Even though they had their happy moments, Hera never forgot about what had Zeus done to her. Therefore, she chose her timing well when Zeus was harsh on fellow Olympians. And when they were getting fed up with him, Hera talked them into revolt. The plan itself, however, was not bright at all. Hera took the opportunity and drugged his drink. When Zeus fell asleep, she called the other gods to come and tie him to a chair. They tied Zeus tightly, making a hundred knots and took his thunderbolt. Then their successful plan was over and they started arguing what to do next and who would become the leader. Briareus, one of the three Hekatoncheires, who Zeus had freed from Tartarus, overheard the conversation and realised that Zeus was tied. He immediately sneaked in and started untying each knot at the same time with his hundred hands. Trembling made Zeus to woke up, he jumped from the chair and grabbed his thunderbolt. Shocked, the gods felt to their knees and started begging Zeus to show mercy. Zeus then grabbed Hera and tied her wrists with golden shackles, heavy anvils to her feet and hung her from heavens. She cried all night in such pain that she could be heard from the sky. No one from the immortals dared to help her in fear of Zeus. The next day, Zeus showed mercy and agreed to let her go in one condition though. Hera was to swear never again to plot and rebel against him. She promised never to do that again and kept her word, but her wrath towards Zeus' mistresses and illegitimate children had just begun.
Wraths and Vengeances of Hera

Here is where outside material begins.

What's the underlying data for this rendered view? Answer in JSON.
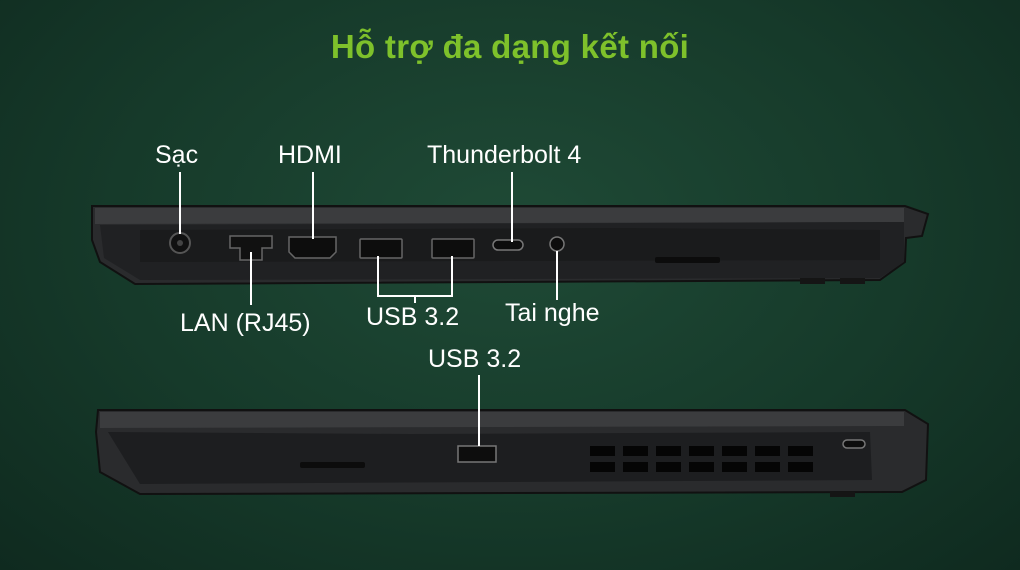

In her marriage, she was rightfully jealous and angered with her husband's infidelities. And because she was unable to punish him, she instead threw her wrath at Zeus' lovers. There are dozen of myths about Hera's persecution. She threw her wrath at semi-god Heracles, where she had turned his life upside down. Hera was pursuing Leto, mother of Apollo and Artemis, in order to prevent her from giving birth. She had sent couple of her minions to kill her. She was also responsible for destroying mortal princess Semele who was pregnant with Dionysus. Later Hermes helped Zeus to stitch Dionysus into his thigh. After his birth, Hera chased the god of pleasure constantly, forcing him to wander from place to place. She also found out about an affair of her servant Io and Zeus. When approached the couple, Zeus turned Io into cow to hide her. But, Hera was suspicious and demanded that Zeus give the cow to her as a gift. Then she put her away, under guard by one-hundred eyed Argos. She also stressed her wrath at Aiakos, the king of Aigina, and his whole country by poisoning country's water source.

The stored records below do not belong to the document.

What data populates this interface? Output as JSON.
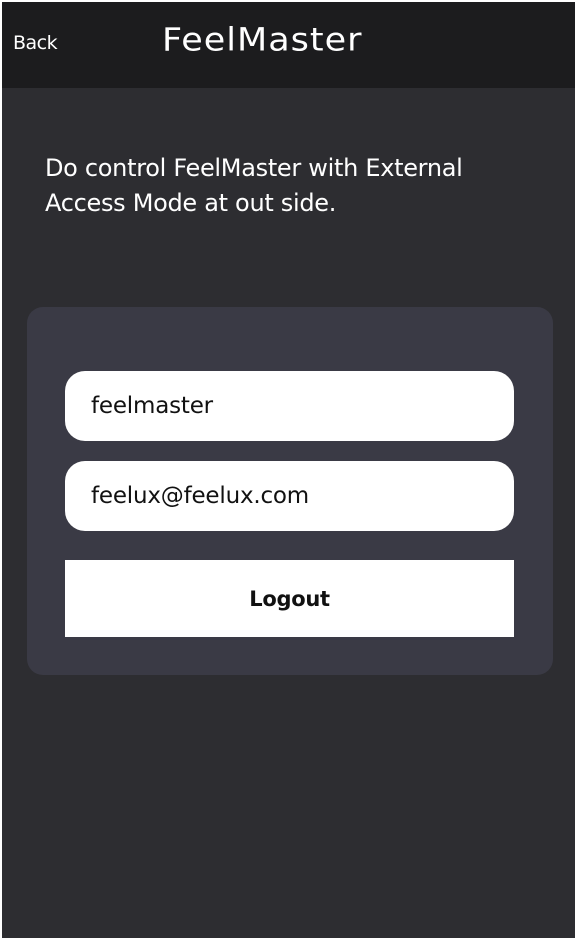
{
  "header": {
    "back_label": "Back",
    "title": "FeelMaster"
  },
  "description": "Do control FeelMaster with External Access Mode at out side.",
  "account": {
    "username": "feelmaster",
    "email": "feelux@feelux.com",
    "logout_label": "Logout"
  },
  "colors": {
    "background": "#2d2d31",
    "header": "#1c1c1e",
    "card": "#3a3a45",
    "field": "#ffffff",
    "text_light": "#ffffff",
    "text_dark": "#111111"
  }
}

Hera supported the Greeks during Trojan war, because she was angry at Paris for not picking her as "the fairest" of goddesses. According to Iliad, she even went to support the Greeks on the battlefield in her chariot alongside Athena. Hera motivated the Greeks by shouting so loud, as it were fitfy men shouting with all they have got. She even seduced Zeus and made love to him into exhaustion, in order to make him fall asleep. When asleep, the gods intervened the battlefield to support the Greeks, even though Zeus gave direct orders not to engage.
Hera was also heavily involved in the myth of Jason and the Golden Fleece, where she helped Jason, but only so far, until her plot against Pelias was successful. Then she abandoned him. In another myth, Hera was furious at Zeus for having birth to Athena on his own. Therefore she, without the help of Zeus, gave birth to Hephaestus. But unlike Athena who was beautiful and wise, Hephaestus turned out to be lame and deformed. He was not appreciated and was casted from Olympus. However, he later forced the gods to invite him back to Olympus when he had sent his mother a gift. It was a magical golden chair with invisible feathers. Surprised by the gift, Hera sat on the chair and triggered the trap. She was bound by the chair and no one, except Hephaestus, was able to release her. The gods were later, with the help of Dionysus, able to convince Hephaestus to let her go in exchange for him to return home and marry Aphrodite.